Exercise objective
Show each line of the entries below in which the word "배팅리스트" appears.

Available records
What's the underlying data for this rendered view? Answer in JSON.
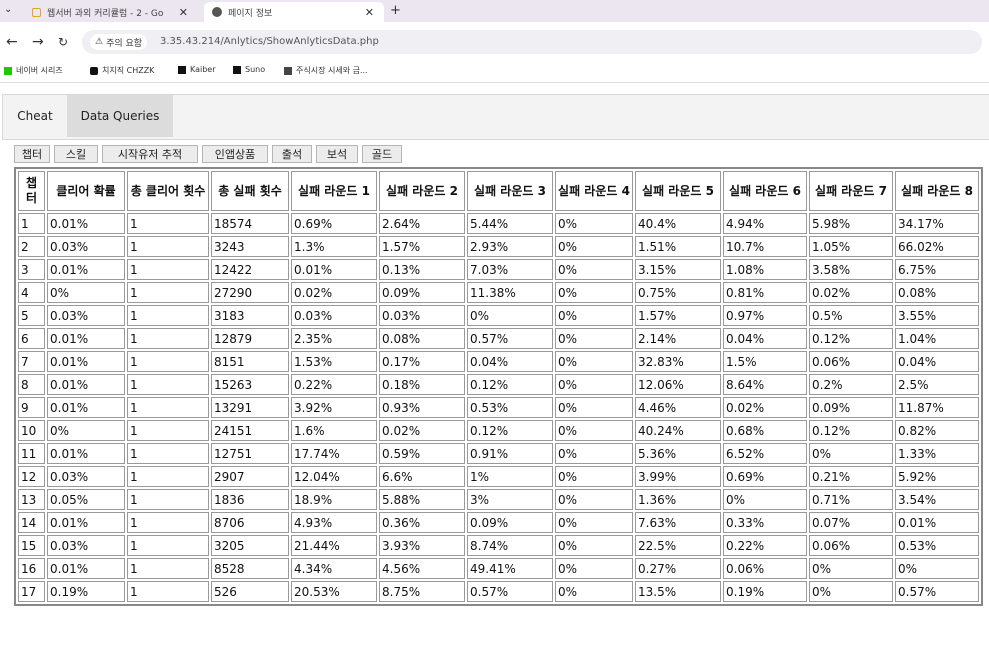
{
  "browser": {
    "tabs": [
      {
        "title": "웹서버 과외 커리큘럼 - 2 - Go"
      },
      {
        "title": "페이지 정보"
      }
    ],
    "security_label": "주의 요함",
    "url": "3.35.43.214/Anlytics/ShowAnlyticsData.php",
    "bookmarks": [
      "네이버 시리즈",
      "치지직 CHZZK",
      "Kaiber",
      "Suno",
      "주식시장 시세와 금..."
    ]
  },
  "page": {
    "tabs": [
      "Cheat",
      "Data Queries"
    ],
    "buttons": [
      "챕터",
      "스킬",
      "시작유저 추적",
      "인앱상품",
      "출석",
      "보석",
      "골드"
    ],
    "headers": [
      "챕터",
      "클리어 확률",
      "총 클리어 횟수",
      "총 실패 횟수",
      "실패 라운드 1",
      "실패 라운드 2",
      "실패 라운드 3",
      "실패 라운드 4",
      "실패 라운드 5",
      "실패 라운드 6",
      "실패 라운드 7",
      "실패 라운드 8"
    ],
    "rows": [
      [
        "1",
        "0.01%",
        "1",
        "18574",
        "0.69%",
        "2.64%",
        "5.44%",
        "0%",
        "40.4%",
        "4.94%",
        "5.98%",
        "34.17%"
      ],
      [
        "2",
        "0.03%",
        "1",
        "3243",
        "1.3%",
        "1.57%",
        "2.93%",
        "0%",
        "1.51%",
        "10.7%",
        "1.05%",
        "66.02%"
      ],
      [
        "3",
        "0.01%",
        "1",
        "12422",
        "0.01%",
        "0.13%",
        "7.03%",
        "0%",
        "3.15%",
        "1.08%",
        "3.58%",
        "6.75%"
      ],
      [
        "4",
        "0%",
        "1",
        "27290",
        "0.02%",
        "0.09%",
        "11.38%",
        "0%",
        "0.75%",
        "0.81%",
        "0.02%",
        "0.08%"
      ],
      [
        "5",
        "0.03%",
        "1",
        "3183",
        "0.03%",
        "0.03%",
        "0%",
        "0%",
        "1.57%",
        "0.97%",
        "0.5%",
        "3.55%"
      ],
      [
        "6",
        "0.01%",
        "1",
        "12879",
        "2.35%",
        "0.08%",
        "0.57%",
        "0%",
        "2.14%",
        "0.04%",
        "0.12%",
        "1.04%"
      ],
      [
        "7",
        "0.01%",
        "1",
        "8151",
        "1.53%",
        "0.17%",
        "0.04%",
        "0%",
        "32.83%",
        "1.5%",
        "0.06%",
        "0.04%"
      ],
      [
        "8",
        "0.01%",
        "1",
        "15263",
        "0.22%",
        "0.18%",
        "0.12%",
        "0%",
        "12.06%",
        "8.64%",
        "0.2%",
        "2.5%"
      ],
      [
        "9",
        "0.01%",
        "1",
        "13291",
        "3.92%",
        "0.93%",
        "0.53%",
        "0%",
        "4.46%",
        "0.02%",
        "0.09%",
        "11.87%"
      ],
      [
        "10",
        "0%",
        "1",
        "24151",
        "1.6%",
        "0.02%",
        "0.12%",
        "0%",
        "40.24%",
        "0.68%",
        "0.12%",
        "0.82%"
      ],
      [
        "11",
        "0.01%",
        "1",
        "12751",
        "17.74%",
        "0.59%",
        "0.91%",
        "0%",
        "5.36%",
        "6.52%",
        "0%",
        "1.33%"
      ],
      [
        "12",
        "0.03%",
        "1",
        "2907",
        "12.04%",
        "6.6%",
        "1%",
        "0%",
        "3.99%",
        "0.69%",
        "0.21%",
        "5.92%"
      ],
      [
        "13",
        "0.05%",
        "1",
        "1836",
        "18.9%",
        "5.88%",
        "3%",
        "0%",
        "1.36%",
        "0%",
        "0.71%",
        "3.54%"
      ],
      [
        "14",
        "0.01%",
        "1",
        "8706",
        "4.93%",
        "0.36%",
        "0.09%",
        "0%",
        "7.63%",
        "0.33%",
        "0.07%",
        "0.01%"
      ],
      [
        "15",
        "0.03%",
        "1",
        "3205",
        "21.44%",
        "3.93%",
        "8.74%",
        "0%",
        "22.5%",
        "0.22%",
        "0.06%",
        "0.53%"
      ],
      [
        "16",
        "0.01%",
        "1",
        "8528",
        "4.34%",
        "4.56%",
        "49.41%",
        "0%",
        "0.27%",
        "0.06%",
        "0%",
        "0%"
      ],
      [
        "17",
        "0.19%",
        "1",
        "526",
        "20.53%",
        "8.75%",
        "0.57%",
        "0%",
        "13.5%",
        "0.19%",
        "0%",
        "0.57%"
      ]
    ]
  },
  "colors": {
    "tabbar": "#ebe6f0",
    "active_tab": "#dcdcdc"
  }
}
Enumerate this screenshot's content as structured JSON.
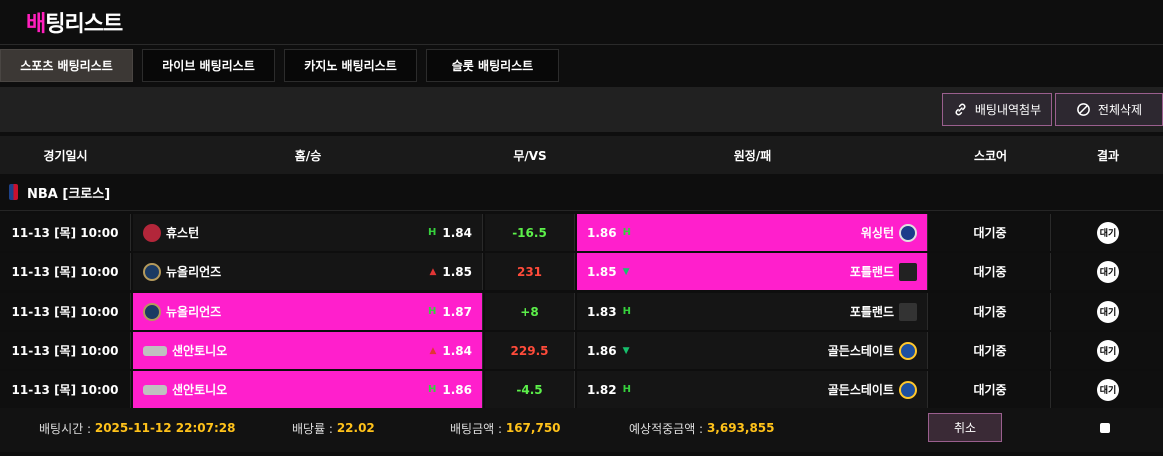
{
  "page": {
    "title_accent": "배",
    "title_rest": "팅리스트"
  },
  "tabs": [
    {
      "label": "스포츠 배팅리스트",
      "active": true
    },
    {
      "label": "라이브 배팅리스트",
      "active": false
    },
    {
      "label": "카지노 배팅리스트",
      "active": false
    },
    {
      "label": "슬롯 배팅리스트",
      "active": false
    }
  ],
  "toolbar": {
    "attach_label": "배팅내역첨부",
    "delete_all_label": "전체삭제"
  },
  "columns": {
    "date": "경기일시",
    "home": "홈/승",
    "draw": "무/VS",
    "away": "원정/패",
    "score": "스코어",
    "result": "결과"
  },
  "league": {
    "name": "NBA [크로스]"
  },
  "rows": [
    {
      "date": "11-13 [목] 10:00",
      "home_team": "휴스턴",
      "home_odds": "1.84",
      "draw": "-16.5",
      "away_team": "워싱턴",
      "away_odds": "1.86",
      "score": "대기중",
      "result": "대기"
    },
    {
      "date": "11-13 [목] 10:00",
      "home_team": "뉴올리언즈",
      "home_odds": "1.85",
      "draw": "231",
      "away_team": "포틀랜드",
      "away_odds": "1.85",
      "score": "대기중",
      "result": "대기"
    },
    {
      "date": "11-13 [목] 10:00",
      "home_team": "뉴올리언즈",
      "home_odds": "1.87",
      "draw": "+8",
      "away_team": "포틀랜드",
      "away_odds": "1.83",
      "score": "대기중",
      "result": "대기"
    },
    {
      "date": "11-13 [목] 10:00",
      "home_team": "샌안토니오",
      "home_odds": "1.84",
      "draw": "229.5",
      "away_team": "골든스테이트",
      "away_odds": "1.86",
      "score": "대기중",
      "result": "대기"
    },
    {
      "date": "11-13 [목] 10:00",
      "home_team": "샌안토니오",
      "home_odds": "1.86",
      "draw": "-4.5",
      "away_team": "골든스테이트",
      "away_odds": "1.82",
      "score": "대기중",
      "result": "대기"
    }
  ],
  "footer": {
    "bet_time_label": "배팅시간 :",
    "bet_time": "2025-11-12 22:07:28",
    "odds_label": "배당률 :",
    "odds": "22.02",
    "amount_label": "배팅금액 :",
    "amount": "167,750",
    "expected_label": "예상적중금액 :",
    "expected": "3,693,855",
    "cancel_label": "취소"
  },
  "colors": {
    "accent": "#ff1fcc",
    "positive": "#5cf04a",
    "negative": "#ff4b3a",
    "highlight_value": "#ffc21a"
  }
}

Solution to this problem
      "label": "스포츠 배팅리스트",
      "label": "라이브 배팅리스트",
      "label": "카지노 배팅리스트",
      "label": "슬롯 배팅리스트",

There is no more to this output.